Find the string "data" in the records. Copy each line that has it.
#####
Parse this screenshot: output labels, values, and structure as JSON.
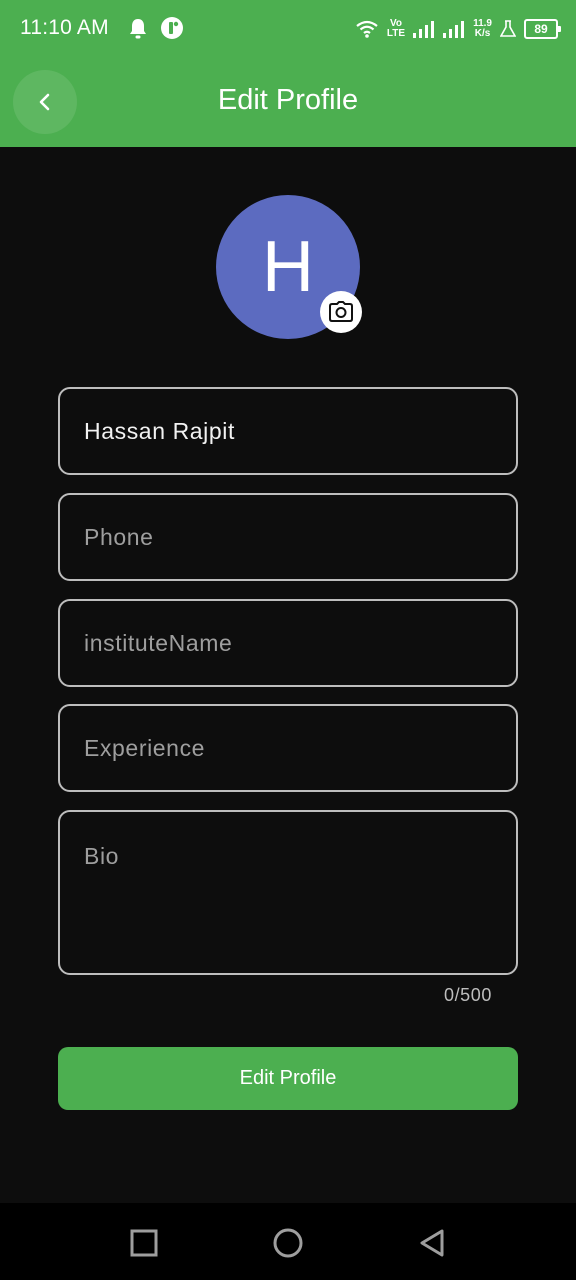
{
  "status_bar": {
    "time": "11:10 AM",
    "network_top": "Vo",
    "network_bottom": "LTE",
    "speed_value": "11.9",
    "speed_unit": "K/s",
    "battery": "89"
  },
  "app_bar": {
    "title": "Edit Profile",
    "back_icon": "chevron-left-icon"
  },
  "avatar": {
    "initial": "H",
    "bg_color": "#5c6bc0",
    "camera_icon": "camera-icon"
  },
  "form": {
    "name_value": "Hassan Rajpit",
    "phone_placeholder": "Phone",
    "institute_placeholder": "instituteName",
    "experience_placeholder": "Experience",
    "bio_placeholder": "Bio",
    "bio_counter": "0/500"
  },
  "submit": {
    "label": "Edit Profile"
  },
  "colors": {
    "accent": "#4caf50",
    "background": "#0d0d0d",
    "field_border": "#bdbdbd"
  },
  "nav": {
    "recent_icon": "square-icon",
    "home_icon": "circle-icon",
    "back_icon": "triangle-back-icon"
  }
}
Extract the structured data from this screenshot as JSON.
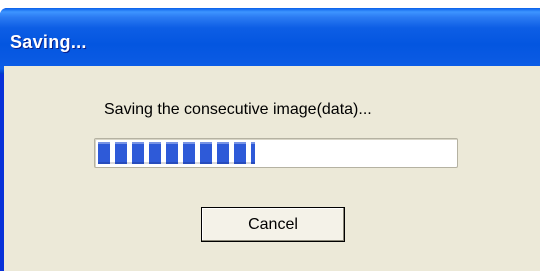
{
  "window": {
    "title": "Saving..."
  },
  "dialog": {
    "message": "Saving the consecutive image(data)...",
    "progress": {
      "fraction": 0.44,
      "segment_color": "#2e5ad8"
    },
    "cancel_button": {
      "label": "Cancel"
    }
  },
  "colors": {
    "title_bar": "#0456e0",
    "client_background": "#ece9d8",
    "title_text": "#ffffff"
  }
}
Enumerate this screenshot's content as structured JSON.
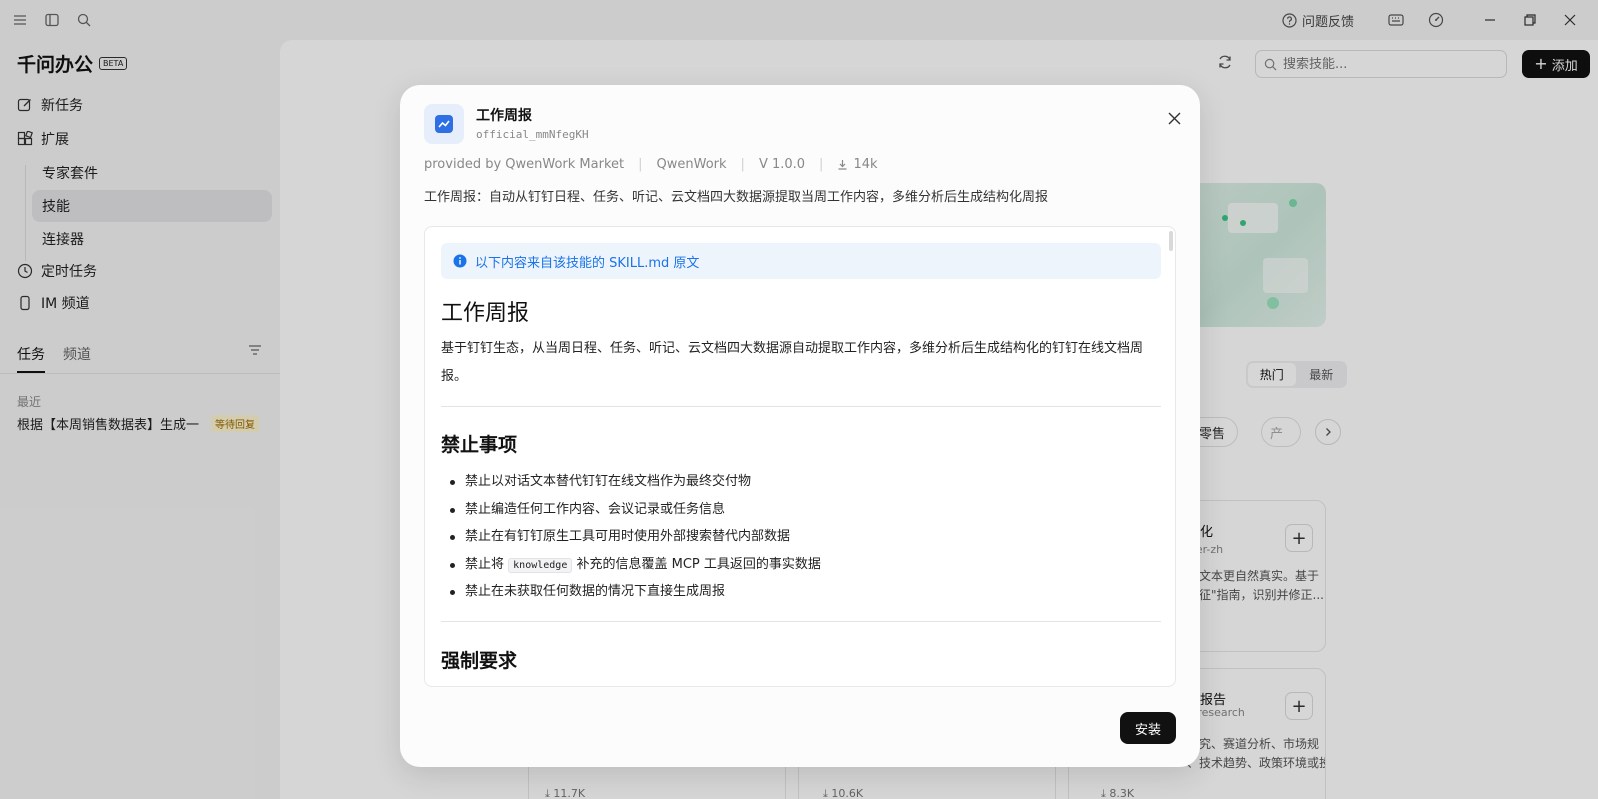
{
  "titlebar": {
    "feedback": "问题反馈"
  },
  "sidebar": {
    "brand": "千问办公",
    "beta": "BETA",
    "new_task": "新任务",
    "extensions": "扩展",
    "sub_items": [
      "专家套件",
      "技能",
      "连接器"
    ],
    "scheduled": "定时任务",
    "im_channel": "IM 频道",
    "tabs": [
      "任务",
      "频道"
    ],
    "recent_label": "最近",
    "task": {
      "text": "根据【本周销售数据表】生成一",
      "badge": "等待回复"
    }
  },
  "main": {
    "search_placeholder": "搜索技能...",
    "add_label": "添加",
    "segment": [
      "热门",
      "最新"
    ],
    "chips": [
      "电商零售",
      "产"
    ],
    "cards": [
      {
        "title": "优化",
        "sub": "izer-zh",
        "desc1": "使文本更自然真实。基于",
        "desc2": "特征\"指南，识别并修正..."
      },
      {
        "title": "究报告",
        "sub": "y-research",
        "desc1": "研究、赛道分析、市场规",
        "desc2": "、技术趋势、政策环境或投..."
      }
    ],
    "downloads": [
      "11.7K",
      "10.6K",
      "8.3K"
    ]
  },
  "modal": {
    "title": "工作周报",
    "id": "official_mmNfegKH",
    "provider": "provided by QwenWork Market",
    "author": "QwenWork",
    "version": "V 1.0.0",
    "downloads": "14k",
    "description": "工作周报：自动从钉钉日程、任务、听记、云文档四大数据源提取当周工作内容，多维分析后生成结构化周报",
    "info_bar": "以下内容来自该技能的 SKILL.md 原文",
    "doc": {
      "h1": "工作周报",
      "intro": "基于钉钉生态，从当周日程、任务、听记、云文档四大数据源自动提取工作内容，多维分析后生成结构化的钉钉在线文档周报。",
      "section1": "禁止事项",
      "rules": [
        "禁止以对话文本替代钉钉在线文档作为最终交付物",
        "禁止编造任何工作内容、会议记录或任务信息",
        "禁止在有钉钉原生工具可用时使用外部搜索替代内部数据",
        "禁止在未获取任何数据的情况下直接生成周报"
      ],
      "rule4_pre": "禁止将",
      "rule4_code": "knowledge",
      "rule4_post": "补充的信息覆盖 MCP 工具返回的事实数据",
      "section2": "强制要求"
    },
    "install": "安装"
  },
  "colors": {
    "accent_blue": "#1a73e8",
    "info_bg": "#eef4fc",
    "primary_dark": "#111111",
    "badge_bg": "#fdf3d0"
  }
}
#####
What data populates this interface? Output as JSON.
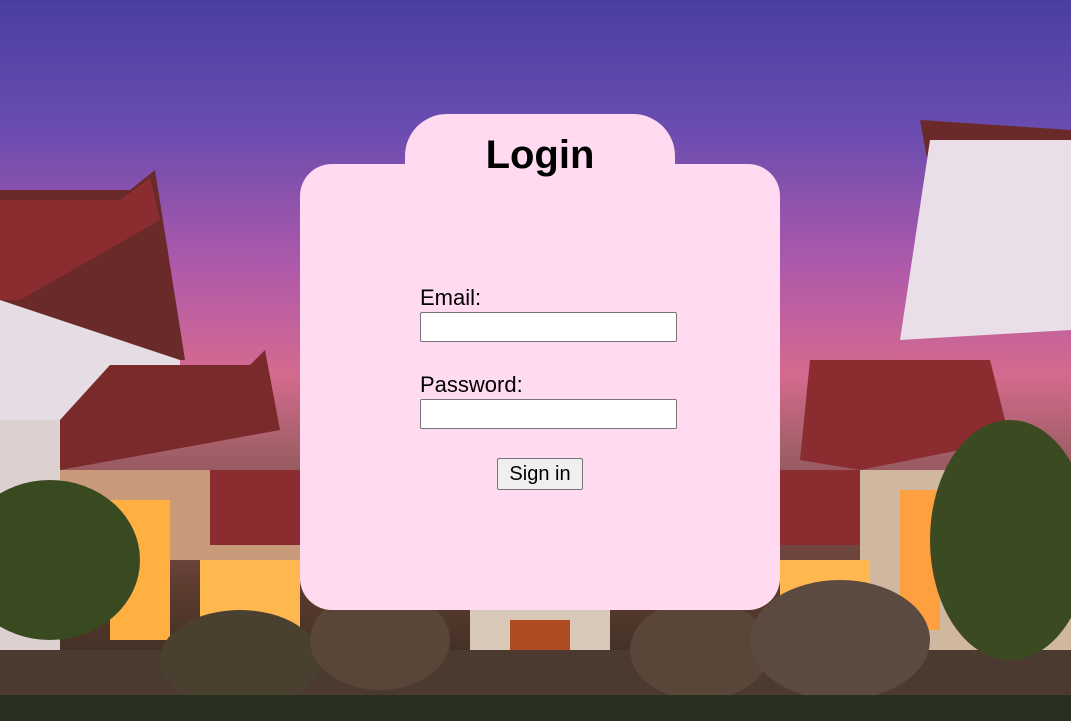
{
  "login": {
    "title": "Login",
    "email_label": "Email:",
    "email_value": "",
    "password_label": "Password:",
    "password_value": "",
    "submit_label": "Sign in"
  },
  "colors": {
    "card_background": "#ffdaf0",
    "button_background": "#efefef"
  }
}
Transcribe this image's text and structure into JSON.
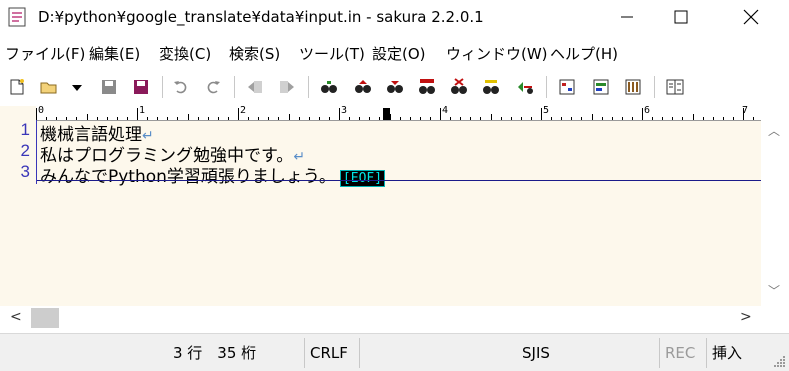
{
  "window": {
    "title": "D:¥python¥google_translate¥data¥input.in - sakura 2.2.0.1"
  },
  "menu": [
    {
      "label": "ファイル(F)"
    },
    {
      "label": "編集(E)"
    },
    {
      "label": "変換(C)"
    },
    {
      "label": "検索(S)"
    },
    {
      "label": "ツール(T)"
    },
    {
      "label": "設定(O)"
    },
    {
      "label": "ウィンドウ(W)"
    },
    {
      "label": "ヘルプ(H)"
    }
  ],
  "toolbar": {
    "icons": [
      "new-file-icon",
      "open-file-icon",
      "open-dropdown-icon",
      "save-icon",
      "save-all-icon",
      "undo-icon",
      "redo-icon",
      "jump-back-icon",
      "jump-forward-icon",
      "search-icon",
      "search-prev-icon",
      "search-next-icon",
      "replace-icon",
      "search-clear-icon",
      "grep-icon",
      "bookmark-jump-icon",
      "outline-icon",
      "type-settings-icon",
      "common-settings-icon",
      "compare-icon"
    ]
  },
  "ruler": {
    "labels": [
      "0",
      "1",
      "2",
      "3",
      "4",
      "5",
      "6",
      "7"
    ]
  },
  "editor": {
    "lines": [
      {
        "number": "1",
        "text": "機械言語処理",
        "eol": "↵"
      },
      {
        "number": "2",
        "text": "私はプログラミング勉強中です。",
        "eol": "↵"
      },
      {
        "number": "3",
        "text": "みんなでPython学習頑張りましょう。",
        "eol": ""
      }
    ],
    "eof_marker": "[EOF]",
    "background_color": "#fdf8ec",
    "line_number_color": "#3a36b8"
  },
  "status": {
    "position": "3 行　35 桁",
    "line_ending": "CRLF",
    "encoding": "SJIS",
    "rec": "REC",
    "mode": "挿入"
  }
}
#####
> Response below:
Extract the structured data from this screenshot as JSON.
    "message": "Saving the consecutive image(data)...",
What data populates this interface? Output as JSON.
    "title": "D:¥python¥google_translate¥data¥input.in - sakura 2.2.0.1"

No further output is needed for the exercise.